The task = Provide only the number of lines in the data below that contain the word "title".

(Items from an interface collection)
== Segment start ==

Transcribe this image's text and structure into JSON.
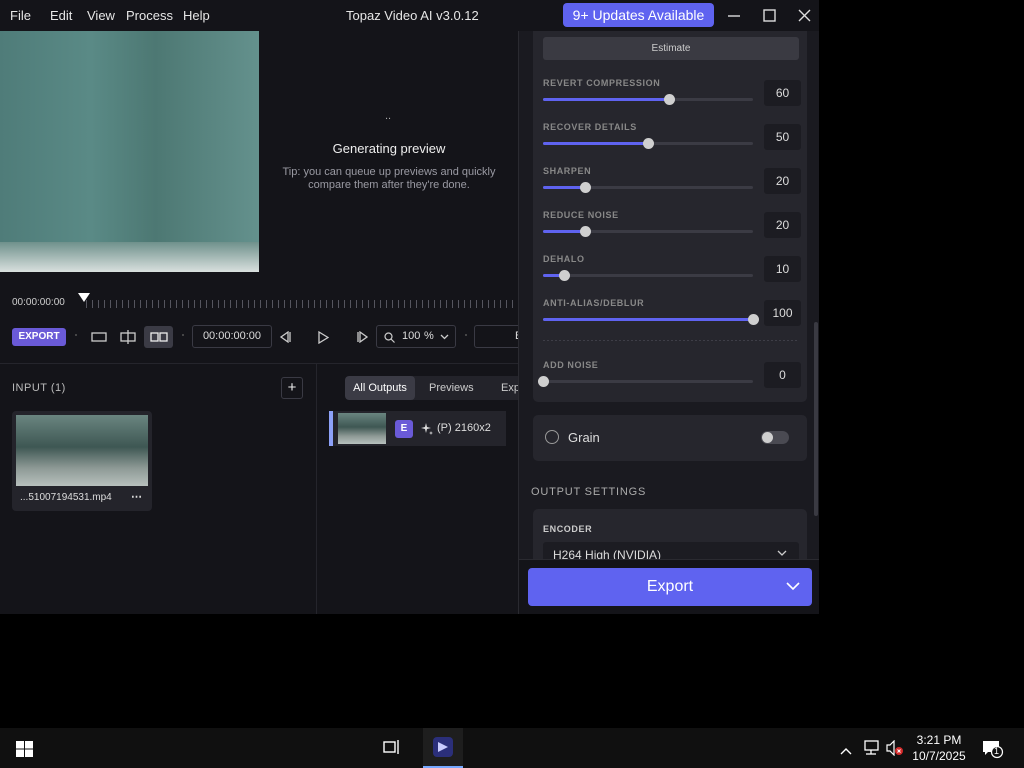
{
  "app": {
    "menu": [
      "File",
      "Edit",
      "View",
      "Process",
      "Help"
    ],
    "title": "Topaz Video AI  v3.0.12",
    "updates_label": "9+ Updates Available"
  },
  "preview": {
    "dots": "..",
    "status": "Generating preview",
    "tip": "Tip: you can queue up previews and quickly compare them after they're done."
  },
  "timeline": {
    "start_time": "00:00:00:00",
    "export_tag": "EXPORT",
    "timecode": "00:00:00:00",
    "zoom_value": "100",
    "zoom_unit": "%",
    "back_label": "Back"
  },
  "input": {
    "title": "INPUT (1)",
    "add_label": "+",
    "file_name": "...51007194531.mp4",
    "more": "⋯"
  },
  "outputs": {
    "tabs": [
      "All Outputs",
      "Previews",
      "Export"
    ],
    "row_badge": "E",
    "row_text": "(P)  2160x2"
  },
  "enhancement": {
    "estimate_label": "Estimate",
    "sliders": [
      {
        "label": "REVERT COMPRESSION",
        "value": 60,
        "fraction": 0.6
      },
      {
        "label": "RECOVER DETAILS",
        "value": 50,
        "fraction": 0.5
      },
      {
        "label": "SHARPEN",
        "value": 20,
        "fraction": 0.2
      },
      {
        "label": "REDUCE NOISE",
        "value": 20,
        "fraction": 0.2
      },
      {
        "label": "DEHALO",
        "value": 10,
        "fraction": 0.1
      },
      {
        "label": "ANTI-ALIAS/DEBLUR",
        "value": 100,
        "fraction": 1.0
      },
      {
        "label": "ADD NOISE",
        "value": 0,
        "fraction": 0.0
      }
    ]
  },
  "grain": {
    "label": "Grain",
    "enabled": false
  },
  "output_settings": {
    "title": "OUTPUT SETTINGS",
    "encoder_label": "ENCODER",
    "encoder_value": "H264 High (NVIDIA)"
  },
  "export_button": {
    "label": "Export"
  },
  "taskbar": {
    "time": "3:21 PM",
    "date": "10/7/2025",
    "notification_count": "1"
  },
  "colors": {
    "accent": "#5f63f0",
    "export_tag": "#6a5ad7",
    "background": "#141419",
    "panel": "#26262d"
  }
}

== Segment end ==

The completed task = 3